### PROBLEM DETAILS
Across the records, how many lines contain "time"? Answer with the number alone.

======== SOURCE INFORMATION ========

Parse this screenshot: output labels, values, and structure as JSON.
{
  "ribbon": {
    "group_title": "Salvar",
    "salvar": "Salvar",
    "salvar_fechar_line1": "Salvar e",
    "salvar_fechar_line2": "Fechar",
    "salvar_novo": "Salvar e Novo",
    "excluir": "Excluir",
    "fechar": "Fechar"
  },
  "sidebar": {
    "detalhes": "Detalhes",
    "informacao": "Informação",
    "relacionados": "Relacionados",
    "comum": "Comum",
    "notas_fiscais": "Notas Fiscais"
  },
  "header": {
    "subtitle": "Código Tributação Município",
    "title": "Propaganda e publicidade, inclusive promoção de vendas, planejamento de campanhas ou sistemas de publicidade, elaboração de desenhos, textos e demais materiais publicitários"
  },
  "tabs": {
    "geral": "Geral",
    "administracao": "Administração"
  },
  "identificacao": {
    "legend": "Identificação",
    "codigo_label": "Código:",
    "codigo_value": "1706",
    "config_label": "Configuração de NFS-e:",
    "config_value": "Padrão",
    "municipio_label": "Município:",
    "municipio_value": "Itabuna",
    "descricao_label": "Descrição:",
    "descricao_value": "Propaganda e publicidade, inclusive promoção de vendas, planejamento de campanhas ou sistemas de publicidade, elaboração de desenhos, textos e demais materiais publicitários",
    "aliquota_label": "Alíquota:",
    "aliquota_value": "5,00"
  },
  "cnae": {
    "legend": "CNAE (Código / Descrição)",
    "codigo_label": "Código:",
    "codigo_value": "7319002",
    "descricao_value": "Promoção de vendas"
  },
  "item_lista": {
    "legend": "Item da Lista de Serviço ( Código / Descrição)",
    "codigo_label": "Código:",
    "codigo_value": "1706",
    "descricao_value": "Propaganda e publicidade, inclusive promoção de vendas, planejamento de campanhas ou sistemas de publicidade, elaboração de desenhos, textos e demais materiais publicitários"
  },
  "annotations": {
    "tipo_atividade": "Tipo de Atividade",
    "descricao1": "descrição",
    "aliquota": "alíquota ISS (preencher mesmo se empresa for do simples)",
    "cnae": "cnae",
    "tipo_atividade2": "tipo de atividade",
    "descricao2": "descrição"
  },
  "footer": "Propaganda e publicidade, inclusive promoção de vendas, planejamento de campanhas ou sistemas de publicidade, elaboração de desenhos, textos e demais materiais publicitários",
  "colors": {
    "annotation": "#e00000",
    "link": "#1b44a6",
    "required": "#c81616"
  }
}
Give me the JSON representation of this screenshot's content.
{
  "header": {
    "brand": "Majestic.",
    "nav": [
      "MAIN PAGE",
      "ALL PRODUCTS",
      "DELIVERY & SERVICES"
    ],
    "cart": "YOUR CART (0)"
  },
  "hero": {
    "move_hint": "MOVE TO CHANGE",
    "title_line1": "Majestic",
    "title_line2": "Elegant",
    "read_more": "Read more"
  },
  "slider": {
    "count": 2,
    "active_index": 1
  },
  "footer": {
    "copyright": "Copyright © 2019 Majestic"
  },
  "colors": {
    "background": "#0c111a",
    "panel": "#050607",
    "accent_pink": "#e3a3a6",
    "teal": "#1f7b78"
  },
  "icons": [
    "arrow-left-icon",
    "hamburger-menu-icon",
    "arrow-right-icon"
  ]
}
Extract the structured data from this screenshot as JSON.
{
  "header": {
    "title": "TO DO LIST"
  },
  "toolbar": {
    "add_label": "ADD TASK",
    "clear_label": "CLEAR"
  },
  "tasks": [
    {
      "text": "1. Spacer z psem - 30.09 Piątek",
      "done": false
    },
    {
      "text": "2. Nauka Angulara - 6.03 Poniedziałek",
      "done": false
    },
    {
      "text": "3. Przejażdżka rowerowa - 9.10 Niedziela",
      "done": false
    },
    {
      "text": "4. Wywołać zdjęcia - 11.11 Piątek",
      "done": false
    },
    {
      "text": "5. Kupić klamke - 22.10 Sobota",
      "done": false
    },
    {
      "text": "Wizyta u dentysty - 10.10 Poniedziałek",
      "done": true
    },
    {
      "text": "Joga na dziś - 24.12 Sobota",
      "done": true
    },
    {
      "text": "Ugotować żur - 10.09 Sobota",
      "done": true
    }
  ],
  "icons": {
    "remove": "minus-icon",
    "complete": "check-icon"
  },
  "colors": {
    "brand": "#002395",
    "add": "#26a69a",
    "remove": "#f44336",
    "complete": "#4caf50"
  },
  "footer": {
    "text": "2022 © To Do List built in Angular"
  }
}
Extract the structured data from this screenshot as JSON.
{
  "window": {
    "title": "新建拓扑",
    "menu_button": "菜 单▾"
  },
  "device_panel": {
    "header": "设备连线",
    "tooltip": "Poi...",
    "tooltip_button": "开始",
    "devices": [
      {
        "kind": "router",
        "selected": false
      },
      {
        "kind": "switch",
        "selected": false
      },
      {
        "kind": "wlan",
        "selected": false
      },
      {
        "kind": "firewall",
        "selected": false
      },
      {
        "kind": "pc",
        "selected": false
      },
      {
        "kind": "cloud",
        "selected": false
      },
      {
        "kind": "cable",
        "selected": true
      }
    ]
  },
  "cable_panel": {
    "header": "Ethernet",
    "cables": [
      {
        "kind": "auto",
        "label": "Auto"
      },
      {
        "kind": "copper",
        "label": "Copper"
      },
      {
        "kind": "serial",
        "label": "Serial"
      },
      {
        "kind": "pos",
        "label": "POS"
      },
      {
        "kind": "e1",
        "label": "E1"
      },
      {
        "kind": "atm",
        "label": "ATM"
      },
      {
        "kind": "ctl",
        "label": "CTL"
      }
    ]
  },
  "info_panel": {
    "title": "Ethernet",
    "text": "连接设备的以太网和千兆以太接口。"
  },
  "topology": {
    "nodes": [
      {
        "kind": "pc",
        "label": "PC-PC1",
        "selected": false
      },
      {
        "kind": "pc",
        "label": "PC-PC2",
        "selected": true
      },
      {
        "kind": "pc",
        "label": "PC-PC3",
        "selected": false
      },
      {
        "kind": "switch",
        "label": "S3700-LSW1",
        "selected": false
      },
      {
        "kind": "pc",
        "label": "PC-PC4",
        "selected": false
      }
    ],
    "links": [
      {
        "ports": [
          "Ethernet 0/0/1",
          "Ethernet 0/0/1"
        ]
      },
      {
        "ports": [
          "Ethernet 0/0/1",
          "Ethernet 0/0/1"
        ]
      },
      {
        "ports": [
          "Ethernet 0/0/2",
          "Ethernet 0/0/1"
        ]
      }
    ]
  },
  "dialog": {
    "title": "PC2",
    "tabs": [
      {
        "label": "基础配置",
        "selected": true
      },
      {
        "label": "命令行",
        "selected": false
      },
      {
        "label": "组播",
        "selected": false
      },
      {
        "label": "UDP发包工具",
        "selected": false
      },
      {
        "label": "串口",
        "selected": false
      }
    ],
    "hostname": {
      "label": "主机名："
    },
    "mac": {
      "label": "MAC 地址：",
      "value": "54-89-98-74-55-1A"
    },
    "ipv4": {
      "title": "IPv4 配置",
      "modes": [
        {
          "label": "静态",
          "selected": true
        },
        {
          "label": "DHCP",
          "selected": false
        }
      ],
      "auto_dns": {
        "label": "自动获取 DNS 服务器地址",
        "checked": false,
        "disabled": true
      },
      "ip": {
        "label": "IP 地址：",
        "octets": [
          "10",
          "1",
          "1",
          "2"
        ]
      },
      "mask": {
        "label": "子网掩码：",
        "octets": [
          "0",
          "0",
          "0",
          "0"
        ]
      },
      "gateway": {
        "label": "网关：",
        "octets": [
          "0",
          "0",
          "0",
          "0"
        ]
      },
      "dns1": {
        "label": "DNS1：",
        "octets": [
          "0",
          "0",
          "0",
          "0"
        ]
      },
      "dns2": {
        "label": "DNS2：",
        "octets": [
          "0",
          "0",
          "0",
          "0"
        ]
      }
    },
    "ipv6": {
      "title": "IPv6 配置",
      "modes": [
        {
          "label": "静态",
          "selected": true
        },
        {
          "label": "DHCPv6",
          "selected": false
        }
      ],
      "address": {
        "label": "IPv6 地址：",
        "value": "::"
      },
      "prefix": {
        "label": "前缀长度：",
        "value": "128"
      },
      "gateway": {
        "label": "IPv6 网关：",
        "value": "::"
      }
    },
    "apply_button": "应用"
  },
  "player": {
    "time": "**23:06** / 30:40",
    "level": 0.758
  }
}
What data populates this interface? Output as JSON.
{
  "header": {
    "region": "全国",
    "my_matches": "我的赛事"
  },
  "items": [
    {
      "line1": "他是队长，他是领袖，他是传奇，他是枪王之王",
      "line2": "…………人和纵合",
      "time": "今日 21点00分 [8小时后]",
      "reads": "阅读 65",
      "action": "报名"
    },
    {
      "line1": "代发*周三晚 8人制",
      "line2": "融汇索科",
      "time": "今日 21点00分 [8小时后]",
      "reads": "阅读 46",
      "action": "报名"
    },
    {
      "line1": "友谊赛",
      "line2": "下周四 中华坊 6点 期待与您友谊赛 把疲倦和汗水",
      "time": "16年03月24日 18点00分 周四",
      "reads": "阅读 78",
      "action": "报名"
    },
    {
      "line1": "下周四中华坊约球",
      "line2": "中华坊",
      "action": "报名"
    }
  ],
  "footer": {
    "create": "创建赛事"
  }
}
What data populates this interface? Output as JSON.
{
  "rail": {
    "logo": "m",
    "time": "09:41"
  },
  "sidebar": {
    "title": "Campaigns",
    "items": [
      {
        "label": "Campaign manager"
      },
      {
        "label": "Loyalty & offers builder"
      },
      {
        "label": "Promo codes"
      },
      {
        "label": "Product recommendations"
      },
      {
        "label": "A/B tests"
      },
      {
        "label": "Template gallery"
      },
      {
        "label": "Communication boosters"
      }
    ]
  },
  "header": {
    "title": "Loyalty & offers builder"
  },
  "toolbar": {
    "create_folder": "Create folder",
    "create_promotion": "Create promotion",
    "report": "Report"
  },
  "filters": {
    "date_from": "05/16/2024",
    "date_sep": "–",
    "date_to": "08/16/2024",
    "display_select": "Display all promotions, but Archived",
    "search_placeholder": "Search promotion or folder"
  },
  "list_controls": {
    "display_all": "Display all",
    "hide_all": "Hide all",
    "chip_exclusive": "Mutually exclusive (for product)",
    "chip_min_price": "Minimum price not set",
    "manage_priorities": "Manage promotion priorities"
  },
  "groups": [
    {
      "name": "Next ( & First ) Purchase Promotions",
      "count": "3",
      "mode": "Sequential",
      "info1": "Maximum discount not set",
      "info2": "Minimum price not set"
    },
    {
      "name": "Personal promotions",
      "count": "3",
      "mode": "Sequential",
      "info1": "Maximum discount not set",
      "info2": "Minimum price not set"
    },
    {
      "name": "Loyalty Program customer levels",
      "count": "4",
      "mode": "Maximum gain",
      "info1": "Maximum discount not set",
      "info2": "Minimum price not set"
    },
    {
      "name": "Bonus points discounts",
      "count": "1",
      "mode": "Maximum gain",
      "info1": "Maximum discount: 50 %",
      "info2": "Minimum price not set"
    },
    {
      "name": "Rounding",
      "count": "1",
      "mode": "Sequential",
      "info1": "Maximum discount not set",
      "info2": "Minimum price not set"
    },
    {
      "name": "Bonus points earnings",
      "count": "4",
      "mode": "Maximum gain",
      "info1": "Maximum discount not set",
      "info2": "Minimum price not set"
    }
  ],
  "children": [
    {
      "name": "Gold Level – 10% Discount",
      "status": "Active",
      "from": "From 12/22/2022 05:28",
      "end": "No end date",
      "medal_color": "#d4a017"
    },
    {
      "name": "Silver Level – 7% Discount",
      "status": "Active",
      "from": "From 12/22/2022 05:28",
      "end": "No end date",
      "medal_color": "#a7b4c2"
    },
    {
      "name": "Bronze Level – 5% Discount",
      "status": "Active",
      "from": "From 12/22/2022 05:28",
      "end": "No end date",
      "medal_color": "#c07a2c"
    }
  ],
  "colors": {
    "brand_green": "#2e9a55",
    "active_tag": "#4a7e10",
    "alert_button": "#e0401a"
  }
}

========

### RESPONSE FOR THIS EXERCISE
5